I’ve just returned from a holiday on the island of Lamu, just off the coast of Kenya. I spent quite a bit of time writing and taking photos while I was there, a lot of which will appear on here soon. Here’s the first instalment, most of which was written while in the plane…
I’m flying across Kenya in a Gulfstream G159; a twin propeller plane with 24 passengers. I’m near the front on the right hand side, next to the window. The plane is small enough that I’m also by the aisle. This is the smallest plane I have ever flown in.
So far the flight has been very smooth. Looking down over Kenya I can see vast expanses of red ground, yellow grass, green trees, the occasional river and lake, but very few roads. Unfortunately we can’t see Mt. Kilimanjaro today because of clouds.
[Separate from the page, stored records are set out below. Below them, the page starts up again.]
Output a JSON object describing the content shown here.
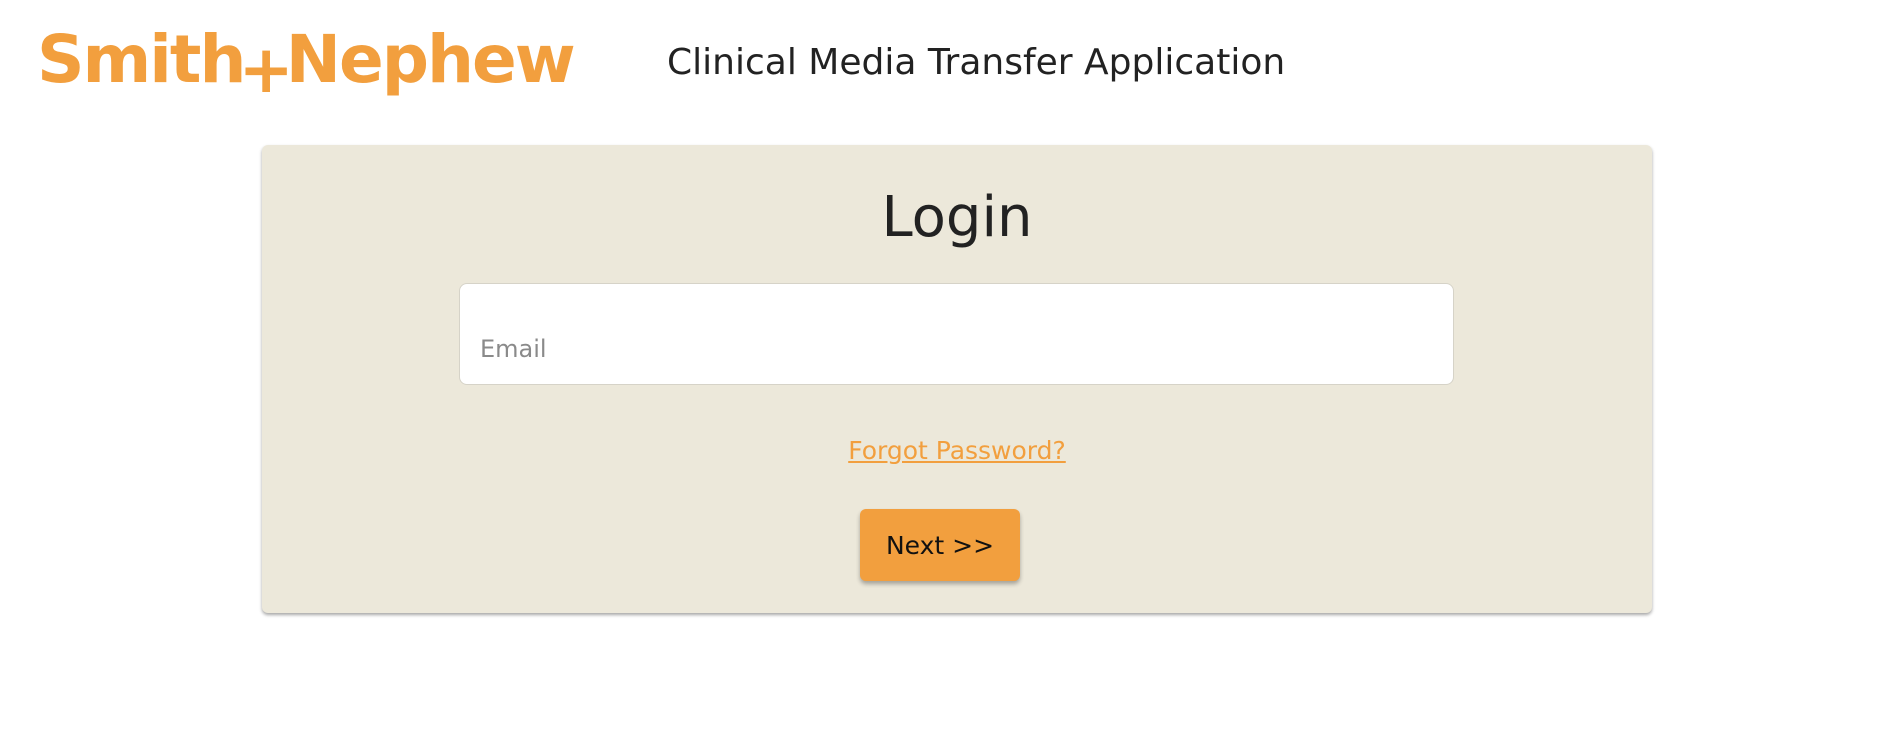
{
  "header": {
    "logo_left": "Smith",
    "logo_plus": "+",
    "logo_right": "Nephew",
    "app_title": "Clinical Media Transfer Application"
  },
  "login": {
    "heading": "Login",
    "email_placeholder": "Email",
    "email_value": "",
    "forgot_password": "Forgot Password?",
    "next_button": "Next >>"
  },
  "colors": {
    "brand_orange": "#F29F3E",
    "card_background": "#ECE8DA",
    "text_dark": "#222222"
  }
}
There are a few clouds below us, but they just look like the occasional ball of cotton wool scattered on the landscape, floating above their own shadows.
The pilot tells us that the temperature in Lamu is twenty-nine degrees, but he doesn’t know what the weather is – it’s either sunny or cloudy. I feel us start to descend; the plane feels like it is angled forwards quite steeply. There’s quite a lot of cloud in front so it’ll probably start to get bumpy.
I can see the coast now. The sand is white, the sea is clear blue. I can see roads and houses now. There are lots of rivers too, splitting the land into little islands. It feels like we’re hardly moving.
We’re now over the sea. I can see boats with triangular sails. I see a coral reef. There are shoals of fish like big black clouds in the sea. The reefs are green, the rest of the sea is dark blue.
I see land again. Small islands in the sea, not more than a bit of sand and a few trees. I can see white lines in the coral, they look like subterranean roads. We’re over the land again now, following the beach. There are quite a few dhows on the sea.
The pilot tells us that Lamu is to our left, and it’s raining there. He says ‘we’ll do our level best to land’ but if he can’t see the runway we’ll have to go back to Malindi and wait for the rain the stop.
There’s a real desert island to the right – just about big enough the film ‘Survivor’ on. We’re flying through the rain now. The flight is getting quite bumpy. I notice the landing gear retract. We’re over a big river. Or is it water between islands? We’re now at the other side of the island – or is it a different island? It’s hard to tell.
We’re circling. Are we trying again, or going to Malindi? The gear is out again. We are very low, and banking steeply – it feels like it’s about 45 degrees. I can see our shadow on the seabed. There are lots of trees in the water.
The gear is retracted again. The nose is back up and I can feel us speeding up. The pilot tells us that we’re going to Malindi. Then about ten seconds later he comes over the speakers again: ‘God is on our side. The rain has cleared – we’ll make a quick dash for it.’ We bank round again.
We’re very low – we’re skimming the tops of the trees. Now a gap has appeared and we’re flying just a few feet from the ground. Now I see a runway – we touch down perfectly and everyone on the plane starts clapping. We taxi along the runway, water splashing under the plane’s wheels. We’re here.
Outside the plane it is hot and humid, and I can’t see any buildings anywhere. Then I hear someone shout ‘Welcome to Lamu’, and I notice a man standing by the trees a little way away. I have to wade through an inch or so of water on the sandy ground by the runway to reach him, where I discover a couple of small buildings with tin roofs, hiding behind the trees. One building claims to be the ‘Manda Duty Free Shop’, and they’re selling bottles of water.
Under a thatched canopy there are a group of people waiting to take us to the boat to Lamu (the airport is on the adjacent Manda Island). One of them tells me he will help me find accomodation in Lamu. Someone pulls a handcart across the runway piled high with our luggage. I find my rucksack and follow a group of people along a sandy path towards the sea. We walk out along a long wooden pier and climb down into the ‘taxi’.
The taxi is an very old wooden sailing boat. There are sacks of maize in it already. I throw my rucksack on top of them and clamber in. It’s still raining lightly, so I move aft where there’s a canvas shelter rigged up. I sit on a bench at the edge of the boat, near to the engine which is in a big makeshift wooden box in front of me. There are only a few of us in the boat and we cast off and move a little way off from the pier. For some reason, we stop and wait for another boat to fill up before returning and filling up ourselves.
Then we cast off properly and start to head across the channel towards Lamu.